Continuing with its tradition of politics-related suicides, the number of people who have ended their lives in the ongoing agitation for a separate Telangana state has gone up to 22. On the other hand, the chief of Telangana Rashtra Samiti (TRS) K Chandrasekhara Rao’s health (he is on a fast to press for separate statehood) has deteriorated. Time is running out fast and the Congress Government in New Delhi needs to act fast in order to avert a major crisis. With a noisy students’ agitation taking its own course, even Rao is not sure whether they will listen to him any longer. That is why he is keen that talks begin with the Centre over the issue. There is no U-turn for him now as he had once done after allying with the Congress in 2004. At this juncture when emotions are running so high, the students won’t forgive him if he calls off his fast without any assurance from the Congress High Command.

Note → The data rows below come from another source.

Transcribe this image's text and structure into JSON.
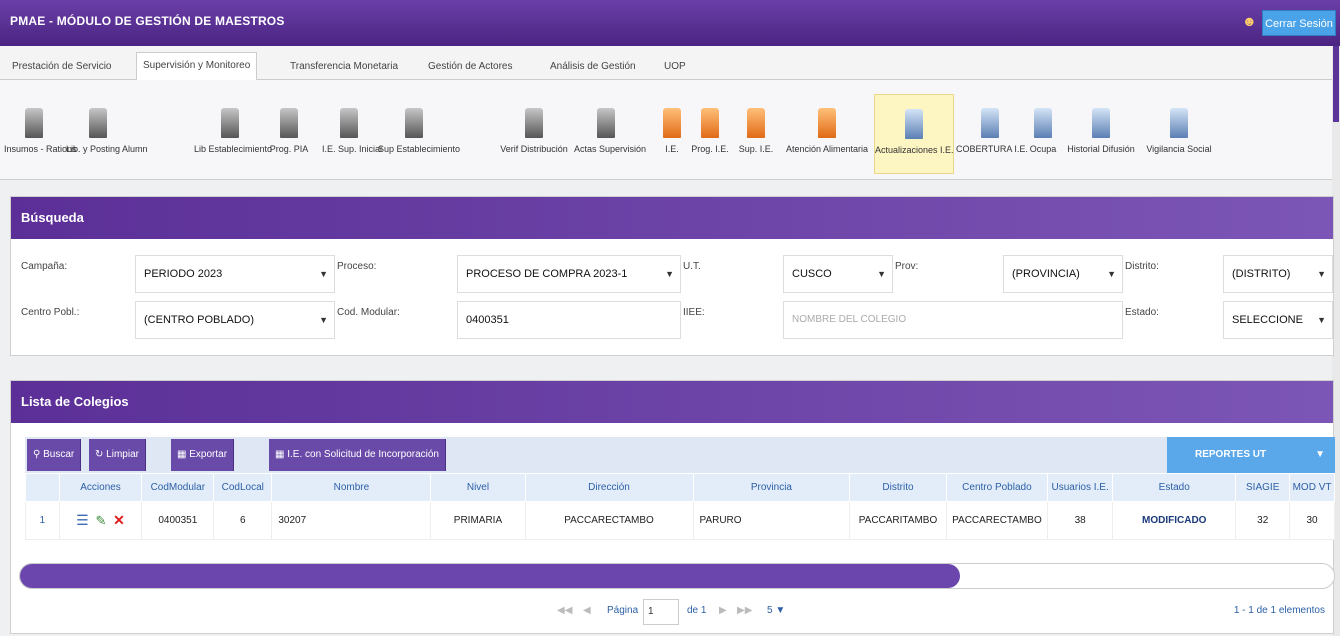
{
  "header": {
    "title": "PMAE - MÓDULO DE GESTIÓN DE MAESTROS",
    "user_icon": "user-icon",
    "logout_label": "Cerrar Sesión"
  },
  "tabs": [
    {
      "label": "Prestación de Servicio"
    },
    {
      "label": "Supervisión y Monitoreo",
      "active": true
    },
    {
      "label": "Transferencia Monetaria"
    },
    {
      "label": "Gestión de Actores"
    },
    {
      "label": "Análisis de Gestión"
    },
    {
      "label": "UOP"
    }
  ],
  "toolbar": [
    {
      "label": "Insumos - Rations",
      "color": "gray"
    },
    {
      "label": "Lib. y Posting Alumn",
      "color": "gray"
    },
    {
      "label": "Lib Establecimiento",
      "color": "gray"
    },
    {
      "label": "Prog. PIA",
      "color": "gray"
    },
    {
      "label": "I.E. Sup. Inicial",
      "color": "gray"
    },
    {
      "label": "Sup Establecimiento",
      "color": "gray"
    },
    {
      "label": "Verif Distribución",
      "color": "gray"
    },
    {
      "label": "Actas Supervisión",
      "color": "gray"
    },
    {
      "label": "I.E.",
      "color": "orange"
    },
    {
      "label": "Prog. I.E.",
      "color": "orange"
    },
    {
      "label": "Sup. I.E.",
      "color": "orange"
    },
    {
      "label": "Atención Alimentaria",
      "color": "orange"
    },
    {
      "label": "Actualizaciones I.E.",
      "color": "blue",
      "active": true
    },
    {
      "label": "COBERTURA I.E.",
      "color": "blue"
    },
    {
      "label": "Ocupa",
      "color": "blue"
    },
    {
      "label": "Historial Difusión",
      "color": "blue"
    },
    {
      "label": "Vigilancia Social",
      "color": "blue"
    }
  ],
  "search": {
    "title": "Búsqueda",
    "campania_label": "Campaña:",
    "campania_value": "PERIODO 2023",
    "proceso_label": "Proceso:",
    "proceso_value": "PROCESO DE COMPRA 2023-1",
    "ut_label": "U.T.",
    "ut_value": "CUSCO",
    "prov_label": "Prov:",
    "prov_value": "(PROVINCIA)",
    "distrito_label": "Distrito:",
    "distrito_value": "(DISTRITO)",
    "centro_label": "Centro Pobl.:",
    "centro_value": "(CENTRO POBLADO)",
    "codmod_label": "Cod. Modular:",
    "codmod_value": "0400351",
    "iiee_label": "IIEE:",
    "iiee_placeholder": "NOMBRE DEL COLEGIO",
    "estado_label": "Estado:",
    "estado_value": "SELECCIONE"
  },
  "list": {
    "title": "Lista de Colegios",
    "buttons": {
      "buscar": "Buscar",
      "limpiar": "Limpiar",
      "exportar": "Exportar",
      "solicitud": "I.E. con Solicitud de Incorporación"
    },
    "reportes": "REPORTES UT",
    "columns": [
      "",
      "Acciones",
      "CodModular",
      "CodLocal",
      "Nombre",
      "Nivel",
      "Dirección",
      "Provincia",
      "Distrito",
      "Centro Poblado",
      "Usuarios I.E.",
      "Estado",
      "SIAGIE",
      "MOD VT"
    ],
    "rows": [
      [
        "1",
        "",
        "0400351",
        "6",
        "30207",
        "PRIMARIA",
        "PACCARECTAMBO",
        "PARURO",
        "PACCARITAMBO",
        "PACCARECTAMBO",
        "38",
        "MODIFICADO",
        "32",
        "30"
      ]
    ],
    "pager": {
      "page_label": "Página",
      "page": "1",
      "of_label": "de 1",
      "page_size": "5",
      "summary": "1 - 1 de 1 elementos"
    }
  }
}
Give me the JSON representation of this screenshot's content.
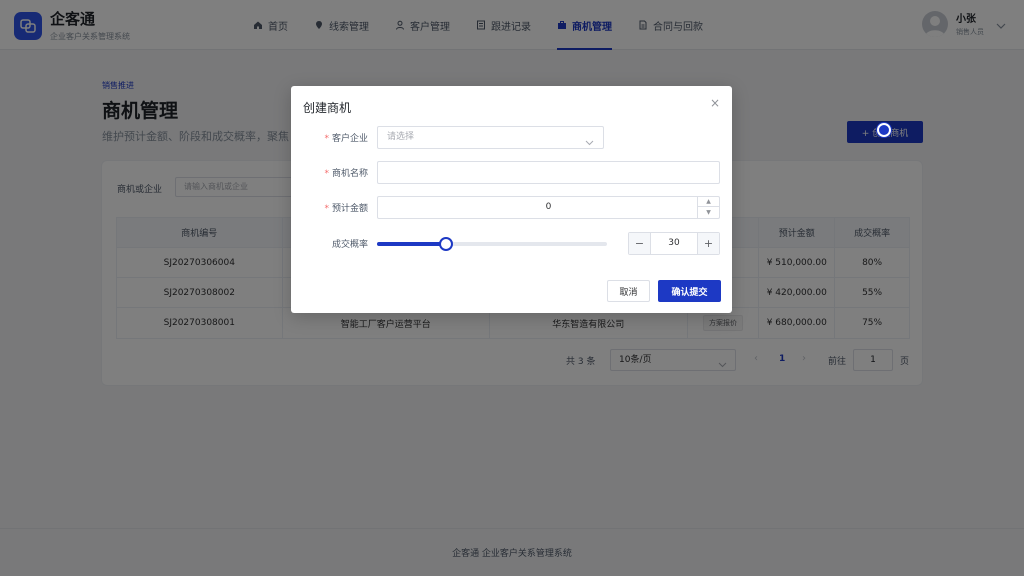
{
  "app": {
    "name": "企客通",
    "subtitle": "企业客户关系管理系统"
  },
  "nav": {
    "items": [
      {
        "label": "首页",
        "icon": "home-icon"
      },
      {
        "label": "线索管理",
        "icon": "pin-icon"
      },
      {
        "label": "客户管理",
        "icon": "user-icon"
      },
      {
        "label": "跟进记录",
        "icon": "record-icon"
      },
      {
        "label": "商机管理",
        "icon": "briefcase-icon",
        "active": true
      },
      {
        "label": "合同与回款",
        "icon": "document-icon"
      }
    ]
  },
  "user": {
    "name": "小张",
    "role": "销售人员"
  },
  "page": {
    "breadcrumb": "销售推进",
    "title": "商机管理",
    "description": "维护预计金额、阶段和成交概率，聚焦",
    "create_label": "+ 创建商机"
  },
  "filter": {
    "label": "商机或企业",
    "placeholder": "请输入商机或企业"
  },
  "table": {
    "headers": [
      "商机编号",
      "",
      "",
      "",
      "预计金额",
      "成交概率"
    ],
    "rows": [
      {
        "id": "SJ20270306004",
        "name": "",
        "company": "",
        "stage": "",
        "amount": "¥ 510,000.00",
        "prob": "80%"
      },
      {
        "id": "SJ20270308002",
        "name": "",
        "company": "",
        "stage": "",
        "amount": "¥ 420,000.00",
        "prob": "55%"
      },
      {
        "id": "SJ20270308001",
        "name": "智能工厂客户运营平台",
        "company": "华东智造有限公司",
        "stage": "方案报价",
        "amount": "¥ 680,000.00",
        "prob": "75%"
      }
    ]
  },
  "pager": {
    "total": "共 3 条",
    "page_size": "10条/页",
    "current": "1",
    "goto_label": "前往",
    "goto_value": "1",
    "goto_unit": "页"
  },
  "footer": "企客通 企业客户关系管理系统",
  "dialog": {
    "title": "创建商机",
    "close": "×",
    "fields": {
      "company": {
        "label": "客户企业",
        "placeholder": "请选择"
      },
      "name": {
        "label": "商机名称",
        "value": ""
      },
      "amount": {
        "label": "预计金额",
        "value": "0"
      },
      "probability": {
        "label": "成交概率",
        "value": "30",
        "percent": 30,
        "minus": "−",
        "plus": "+"
      }
    },
    "cancel": "取消",
    "submit": "确认提交"
  },
  "colors": {
    "primary": "#1d39c4",
    "required": "#f56c6c"
  }
}
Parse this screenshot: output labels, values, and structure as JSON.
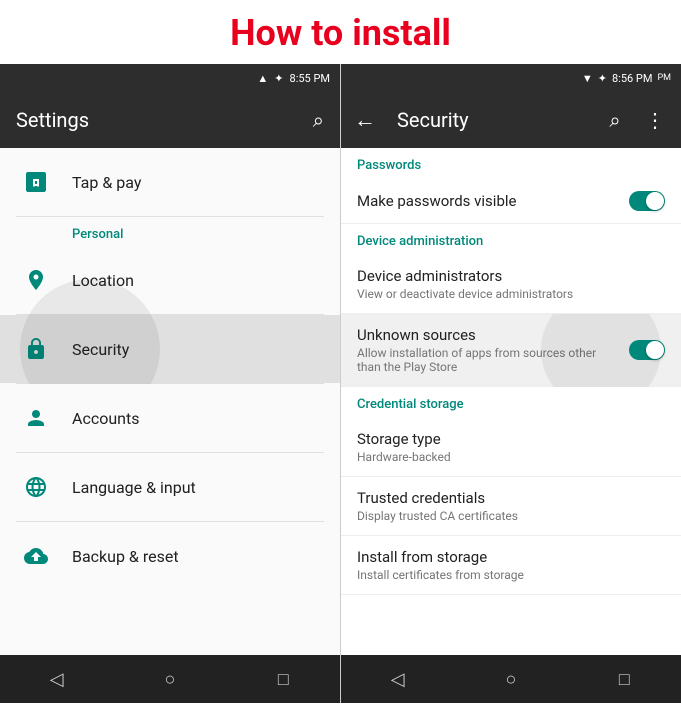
{
  "page": {
    "title": "How to install"
  },
  "left": {
    "status_time": "8:55 PM",
    "header_title": "Settings",
    "search_icon": "⌕",
    "section_personal": "Personal",
    "items": [
      {
        "id": "tap-pay",
        "label": "Tap & pay",
        "icon": "tap"
      },
      {
        "id": "location",
        "label": "Location",
        "icon": "location"
      },
      {
        "id": "security",
        "label": "Security",
        "icon": "lock",
        "active": true
      },
      {
        "id": "accounts",
        "label": "Accounts",
        "icon": "account"
      },
      {
        "id": "language",
        "label": "Language & input",
        "icon": "language"
      },
      {
        "id": "backup",
        "label": "Backup & reset",
        "icon": "backup"
      }
    ],
    "nav": [
      "◁",
      "○",
      "□"
    ]
  },
  "right": {
    "status_time": "8:56 PM",
    "header_title": "Security",
    "sections": [
      {
        "id": "passwords",
        "label": "Passwords",
        "items": [
          {
            "id": "make-passwords-visible",
            "title": "Make passwords visible",
            "subtitle": "",
            "toggle": true,
            "toggle_on": true
          }
        ]
      },
      {
        "id": "device-administration",
        "label": "Device administration",
        "items": [
          {
            "id": "device-administrators",
            "title": "Device administrators",
            "subtitle": "View or deactivate device administrators",
            "toggle": false
          },
          {
            "id": "unknown-sources",
            "title": "Unknown sources",
            "subtitle": "Allow installation of apps from sources other than the Play Store",
            "toggle": true,
            "toggle_on": true,
            "highlighted": true
          }
        ]
      },
      {
        "id": "credential-storage",
        "label": "Credential storage",
        "items": [
          {
            "id": "storage-type",
            "title": "Storage type",
            "subtitle": "Hardware-backed",
            "toggle": false
          },
          {
            "id": "trusted-credentials",
            "title": "Trusted credentials",
            "subtitle": "Display trusted CA certificates",
            "toggle": false
          },
          {
            "id": "install-from-storage",
            "title": "Install from storage",
            "subtitle": "Install certificates from storage",
            "toggle": false
          }
        ]
      }
    ],
    "nav": [
      "◁",
      "○",
      "□"
    ]
  }
}
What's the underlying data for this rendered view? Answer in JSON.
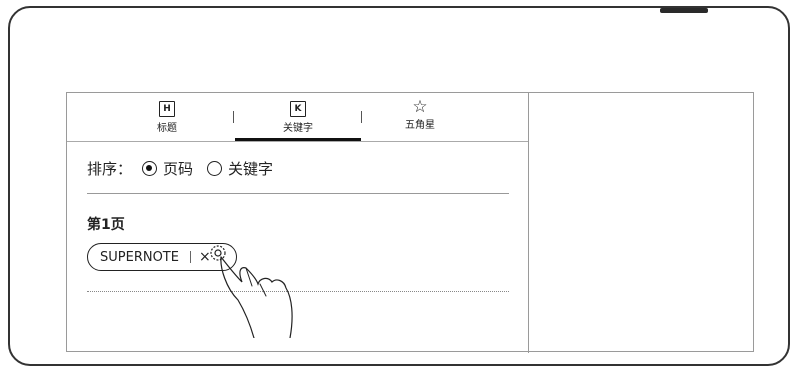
{
  "tabs": [
    {
      "icon_letter": "H",
      "label": "标题",
      "icon": "heading-icon"
    },
    {
      "icon_letter": "K",
      "label": "关键字",
      "icon": "keyword-icon",
      "active": true
    },
    {
      "icon_glyph": "☆",
      "label": "五角星",
      "icon": "star-icon"
    }
  ],
  "sort": {
    "label": "排序：",
    "options": [
      {
        "label": "页码",
        "selected": true
      },
      {
        "label": "关键字",
        "selected": false
      }
    ]
  },
  "page_group": {
    "heading": "第1页",
    "keyword_chip": {
      "text": "SUPERNOTE",
      "delete_glyph": "×"
    }
  }
}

Since the Telangana separatist movement of 1960s, never have students been galvanised as much as they are now. As this is being written, the state government has sought Army deployment for controlling the situation on 10 December, when the students and TRS activists plan to storm the state Assembly. Earlier, the students had reacted angrily to Rao’s sudden decision of ending his fast after which he had to resume it once again. He then went on to blame the police for forcing him to break his fast. Now, his only hope is that the Congress invites him to Delhi to discuss the statehood issue. While this looks like it is sure to happen, it is not clear whether Rao will be offered anything concrete to take back. It seems that Rao has started something which he is no longer in control of.